Despite being a small country with a population of slightly less than six million, Denmark has vaccinated almost 7% of the people by mid-February (3% have received both doses), after starting its immunisation exercise on 27 December 2020.
The speed at which Denmark has been able to vaccinate the people may be attributed to the coordination of its well-developed medical facilities in all regions of the country.
Other contributory factors include the country’s well developed IT infrastructure and logistics network. So, people were swiftly registered, especially in nursing homes, where senior citizens were vaccinated without hindrance.
Focusing on care homes where the injections are given on-site enabled the vaccination campaign to get off to a good start.

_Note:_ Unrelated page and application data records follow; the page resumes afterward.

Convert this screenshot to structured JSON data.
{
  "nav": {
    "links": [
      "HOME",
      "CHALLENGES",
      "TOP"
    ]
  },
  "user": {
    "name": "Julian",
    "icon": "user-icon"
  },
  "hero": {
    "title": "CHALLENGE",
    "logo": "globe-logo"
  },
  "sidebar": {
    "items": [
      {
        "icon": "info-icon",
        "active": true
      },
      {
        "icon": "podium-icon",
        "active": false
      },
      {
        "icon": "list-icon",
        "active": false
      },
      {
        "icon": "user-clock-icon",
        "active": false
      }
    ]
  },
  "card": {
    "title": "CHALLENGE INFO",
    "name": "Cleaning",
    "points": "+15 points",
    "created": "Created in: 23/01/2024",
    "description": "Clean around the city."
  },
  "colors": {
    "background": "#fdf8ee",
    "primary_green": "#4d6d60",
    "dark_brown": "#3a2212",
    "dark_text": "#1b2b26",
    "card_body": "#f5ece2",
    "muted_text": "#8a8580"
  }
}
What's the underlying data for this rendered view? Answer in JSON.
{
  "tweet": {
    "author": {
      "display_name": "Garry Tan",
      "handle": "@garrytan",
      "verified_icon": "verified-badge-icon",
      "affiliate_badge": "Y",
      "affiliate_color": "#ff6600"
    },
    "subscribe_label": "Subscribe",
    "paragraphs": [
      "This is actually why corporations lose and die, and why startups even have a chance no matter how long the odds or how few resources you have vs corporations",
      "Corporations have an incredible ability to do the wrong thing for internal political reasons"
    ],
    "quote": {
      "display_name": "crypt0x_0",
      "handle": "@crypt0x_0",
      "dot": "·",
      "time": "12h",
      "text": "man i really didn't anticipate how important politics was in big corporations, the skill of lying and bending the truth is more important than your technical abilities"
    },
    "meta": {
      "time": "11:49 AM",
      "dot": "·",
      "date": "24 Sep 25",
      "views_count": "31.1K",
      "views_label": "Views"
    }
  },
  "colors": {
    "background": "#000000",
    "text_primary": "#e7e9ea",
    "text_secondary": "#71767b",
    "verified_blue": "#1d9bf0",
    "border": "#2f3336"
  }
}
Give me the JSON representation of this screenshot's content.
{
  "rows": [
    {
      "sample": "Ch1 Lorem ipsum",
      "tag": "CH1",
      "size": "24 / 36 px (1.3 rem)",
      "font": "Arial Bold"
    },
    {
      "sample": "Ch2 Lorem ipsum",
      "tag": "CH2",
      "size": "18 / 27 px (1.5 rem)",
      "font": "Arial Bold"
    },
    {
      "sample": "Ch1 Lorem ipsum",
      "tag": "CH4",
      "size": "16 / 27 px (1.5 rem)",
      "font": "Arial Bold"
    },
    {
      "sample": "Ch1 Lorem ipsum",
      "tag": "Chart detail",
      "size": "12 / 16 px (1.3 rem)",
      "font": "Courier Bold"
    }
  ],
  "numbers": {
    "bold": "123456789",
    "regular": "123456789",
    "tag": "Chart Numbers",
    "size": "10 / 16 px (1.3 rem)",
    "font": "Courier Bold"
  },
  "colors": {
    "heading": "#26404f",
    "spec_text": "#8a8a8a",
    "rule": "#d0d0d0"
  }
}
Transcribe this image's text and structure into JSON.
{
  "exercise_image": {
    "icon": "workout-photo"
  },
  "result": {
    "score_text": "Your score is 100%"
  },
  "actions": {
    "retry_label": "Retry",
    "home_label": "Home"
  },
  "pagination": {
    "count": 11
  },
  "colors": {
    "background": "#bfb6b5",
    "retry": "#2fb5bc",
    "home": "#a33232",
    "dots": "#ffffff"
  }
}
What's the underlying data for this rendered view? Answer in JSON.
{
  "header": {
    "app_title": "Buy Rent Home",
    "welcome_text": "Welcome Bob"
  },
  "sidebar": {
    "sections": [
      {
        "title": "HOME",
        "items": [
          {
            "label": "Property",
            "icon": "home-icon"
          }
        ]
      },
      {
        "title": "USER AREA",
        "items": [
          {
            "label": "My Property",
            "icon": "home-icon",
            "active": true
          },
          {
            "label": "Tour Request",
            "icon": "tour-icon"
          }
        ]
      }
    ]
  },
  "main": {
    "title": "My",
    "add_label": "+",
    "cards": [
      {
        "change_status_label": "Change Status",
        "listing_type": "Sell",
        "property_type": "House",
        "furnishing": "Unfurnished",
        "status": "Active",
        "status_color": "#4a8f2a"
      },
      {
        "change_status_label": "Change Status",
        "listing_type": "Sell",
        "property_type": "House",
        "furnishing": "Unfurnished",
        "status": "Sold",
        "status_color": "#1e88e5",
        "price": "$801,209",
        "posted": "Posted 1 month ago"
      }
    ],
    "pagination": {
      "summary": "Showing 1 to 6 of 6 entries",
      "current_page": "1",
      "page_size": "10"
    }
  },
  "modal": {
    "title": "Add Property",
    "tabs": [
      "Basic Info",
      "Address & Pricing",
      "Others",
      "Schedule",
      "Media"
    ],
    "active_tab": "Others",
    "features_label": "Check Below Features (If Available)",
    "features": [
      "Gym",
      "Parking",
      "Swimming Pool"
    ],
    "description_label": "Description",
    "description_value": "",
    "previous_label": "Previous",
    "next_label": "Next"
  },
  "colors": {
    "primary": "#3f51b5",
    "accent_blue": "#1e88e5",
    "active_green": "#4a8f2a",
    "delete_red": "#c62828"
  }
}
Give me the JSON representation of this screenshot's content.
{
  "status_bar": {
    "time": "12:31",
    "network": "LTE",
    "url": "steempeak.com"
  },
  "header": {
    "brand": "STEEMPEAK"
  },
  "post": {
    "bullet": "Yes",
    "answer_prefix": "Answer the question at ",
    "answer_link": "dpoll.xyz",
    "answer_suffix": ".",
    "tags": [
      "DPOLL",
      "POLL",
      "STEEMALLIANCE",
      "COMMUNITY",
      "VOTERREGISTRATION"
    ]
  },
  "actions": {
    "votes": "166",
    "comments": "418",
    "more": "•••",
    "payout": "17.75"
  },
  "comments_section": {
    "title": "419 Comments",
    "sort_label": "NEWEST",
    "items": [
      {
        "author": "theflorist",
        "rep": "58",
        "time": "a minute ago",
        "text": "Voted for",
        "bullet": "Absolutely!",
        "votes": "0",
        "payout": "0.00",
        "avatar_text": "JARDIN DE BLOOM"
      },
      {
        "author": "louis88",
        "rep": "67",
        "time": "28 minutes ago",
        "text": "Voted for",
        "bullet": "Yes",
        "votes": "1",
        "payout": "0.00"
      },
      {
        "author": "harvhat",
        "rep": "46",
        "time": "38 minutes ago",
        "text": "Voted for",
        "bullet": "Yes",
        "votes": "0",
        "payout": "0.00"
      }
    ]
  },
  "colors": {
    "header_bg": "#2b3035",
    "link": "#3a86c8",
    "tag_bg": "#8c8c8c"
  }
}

To maximise the number of people getting their first dose, Denmark, like several other countries, authorised the second dose to be delayed by up to six weeks in some cases, instead of the recommended three weeks. The World Health Organization (WHO) has approved the move despite some reservations from the manufacturer.
While other countries faced issues like delivery and preserved about 50% of their vaccine allocations to ensure people get their second dose, Denmark bucked the trend. The country went ahead and used the first Pfizer-BioNTech dosages.
Now, the country has also started administering the Moderna vaccine and has decided to set aside half the doses.
Denmark’s strategy is aimed at giving the first inoculations to frontline healthcare workers and those in at-risk groups.
The nation is optimistic about vaccinating most adult Danes by June 2021. Based on opinion polls, about 80% have indicated they want to be vaccinated. The target is to vaccinate 100,000 people a day when there are enough vaccines.
The vaccination rate may decelerate now as ordinary people have to go by themselves to a vaccination centre, unlike those in care homes who received it on site.
After six weeks of a lockdown, Denmark says it has reined in the spread the more contagious variant of the coronavirus first identified in the UK.
So far, the nation has reported just over 205,000 cases of Covid-19 with over 2,300 deaths.
Prime Minister Mette Frederiksen reaffirmed the government’s firm commitment on the vaccine: the moment more vaccines are in Denmark, more people would be inoculated without delay.
The PM’s message can be summed up in one Danish word: samfundssind, which means giving priority to the needs of society above personal interests.
This sense of community spirit should always be instilled in people so that they become more civic-minded.
Before the pandemic, the word samfundssind was seldom used. This word now has different meanings to different people.
To some, samfundssind requires people to observe all the coronavirus guidelines announced by the government.
Others view the word as implying that people should only leave their homes when necessary.
A certain segment of Danish society interprets the word as the volunteering of personal services, time and money to help people affected by the lockdown.
Has anything heartening been instilled in us amid the pandemic? Definitely. We have seen humanity at its finest. Many have exhibited noble values: witness the unwavering spirit, resilience, dedication and tenacity of frontline workers and NGOs working relentlessly to provide food and amenities to the vulnerable.
This pandemic has also transformed the conscience of many people around the world. I would like to think that more people are now more caring and compassionate – and this is a silver lining amid all the gloom.
Photos by Noel Noor Jetty, former deputy director of Tourism Malaysia, Stockholm. Noel’s stint in Stockholm coincided with the author’s